Marker stains are unsightly and can be difficult to remove with traditional laundry detergent and water.

Hard Surfaces

Remove fluorescent marker stains with alcohol.Remove fluorescent marker stains with alcohol.
Whether the marker is black or a fluorescent marker, you must use a stronger solvent to remove it. You can use these solvents to remove fluorescent marker stains from hard surfaces, as well as from fabric surfaces. The key to successful removal of the marker stain is to treat it as soon as possible after it occurs.

Pour 1 tsp. of rubbing alcohol onto a sponge.

Place the sponge onto the surface containing the fluorescent marker stain, and rub the area gently. Continue rubbing until you have removed the marker stain.

Rinse the sponge in clean water, and wipe the surface to remove the alcohol residue.

Fabric and Clothing

Spread a layer of paper towels onto a hard, flat surface. Lay the marker-stained fabric on top of the paper towels, with the marker stain facing downward.

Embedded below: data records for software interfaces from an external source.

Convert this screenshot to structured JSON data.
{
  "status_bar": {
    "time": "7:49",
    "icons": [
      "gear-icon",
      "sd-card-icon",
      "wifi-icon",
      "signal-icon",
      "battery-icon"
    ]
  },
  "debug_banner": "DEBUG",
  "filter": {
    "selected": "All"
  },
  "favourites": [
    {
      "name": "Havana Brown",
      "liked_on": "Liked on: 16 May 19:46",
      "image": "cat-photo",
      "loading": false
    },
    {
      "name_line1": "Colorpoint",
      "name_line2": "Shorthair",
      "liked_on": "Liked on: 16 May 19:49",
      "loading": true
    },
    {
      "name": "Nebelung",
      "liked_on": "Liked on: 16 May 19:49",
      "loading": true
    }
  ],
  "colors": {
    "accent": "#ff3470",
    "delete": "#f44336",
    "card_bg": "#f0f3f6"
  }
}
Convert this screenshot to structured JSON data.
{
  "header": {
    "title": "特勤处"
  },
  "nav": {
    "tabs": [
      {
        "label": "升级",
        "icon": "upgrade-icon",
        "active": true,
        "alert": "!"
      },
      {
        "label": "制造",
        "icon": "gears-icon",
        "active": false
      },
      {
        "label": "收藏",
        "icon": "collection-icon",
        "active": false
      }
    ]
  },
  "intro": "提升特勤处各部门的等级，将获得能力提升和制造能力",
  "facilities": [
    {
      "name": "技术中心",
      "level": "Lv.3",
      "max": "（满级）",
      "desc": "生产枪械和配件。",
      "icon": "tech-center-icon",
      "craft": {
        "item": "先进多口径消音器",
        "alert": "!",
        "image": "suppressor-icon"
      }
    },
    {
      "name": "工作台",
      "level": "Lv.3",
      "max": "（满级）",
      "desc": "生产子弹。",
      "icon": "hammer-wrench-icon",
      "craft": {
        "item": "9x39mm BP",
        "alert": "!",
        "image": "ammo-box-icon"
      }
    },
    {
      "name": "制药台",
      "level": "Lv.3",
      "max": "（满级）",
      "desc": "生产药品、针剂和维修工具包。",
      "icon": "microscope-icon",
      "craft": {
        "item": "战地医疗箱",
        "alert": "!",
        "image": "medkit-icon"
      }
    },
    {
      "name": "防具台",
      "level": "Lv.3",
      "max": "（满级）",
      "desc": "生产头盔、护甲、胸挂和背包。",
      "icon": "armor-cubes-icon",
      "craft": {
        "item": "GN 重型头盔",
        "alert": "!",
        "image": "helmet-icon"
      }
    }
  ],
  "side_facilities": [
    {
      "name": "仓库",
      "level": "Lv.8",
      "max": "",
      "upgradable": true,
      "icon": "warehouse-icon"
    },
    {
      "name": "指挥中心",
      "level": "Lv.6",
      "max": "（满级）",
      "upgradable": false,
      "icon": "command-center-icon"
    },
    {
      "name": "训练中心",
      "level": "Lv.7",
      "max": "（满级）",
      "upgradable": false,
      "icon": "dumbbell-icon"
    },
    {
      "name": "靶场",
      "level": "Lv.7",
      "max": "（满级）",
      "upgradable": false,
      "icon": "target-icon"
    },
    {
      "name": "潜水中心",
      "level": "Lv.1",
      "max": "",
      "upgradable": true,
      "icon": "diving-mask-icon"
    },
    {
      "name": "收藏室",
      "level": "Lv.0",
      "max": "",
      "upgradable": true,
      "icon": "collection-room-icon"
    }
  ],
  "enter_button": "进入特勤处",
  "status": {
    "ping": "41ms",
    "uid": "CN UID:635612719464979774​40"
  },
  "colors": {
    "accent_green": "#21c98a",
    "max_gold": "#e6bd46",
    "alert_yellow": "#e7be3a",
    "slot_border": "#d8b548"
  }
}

Pour 1 tsp. of rubbing alcohol onto a sponge, and press the sponge against the fabric so that you moisten the area around the stain, but not the stain itself.

Add another 1 tsp. of rubbing alcohol to the sponge, and apply it directly to the stained area.

Lift up the fabric, and you will see that the fluorescent marker ink has been transferred to the paper towel. Move the paper towel to a clean section, and lay the fabric back down.

Press the sponge against the stain, and continue pressing until you have removed the stain from the fabric.

Set a washing machine to the appropriate cycle, based on the fabric, and add the amount of laundry detergent specified by the bottle. Allow the machine to complete the wash cycle.

Remove the item from the washer, and check to make sure the fluorescent marker stain is gone. If it is still there, repeat stain removal process, and wash again.

Place item in the dryer, or hang it up to air dry.

Things You Will Need

  • Paper towels
  • Rubbing alcohol
  • Sponge
  • Water
  • Washing machine
  • Laundry detergent

About the Author

Kimberly Johnson is a freelance writer whose articles have appeared in various online publications including eHow, Suite101 and Examiner. She has a degree in journalism from the University of Georgia and began writing professionally in 2001.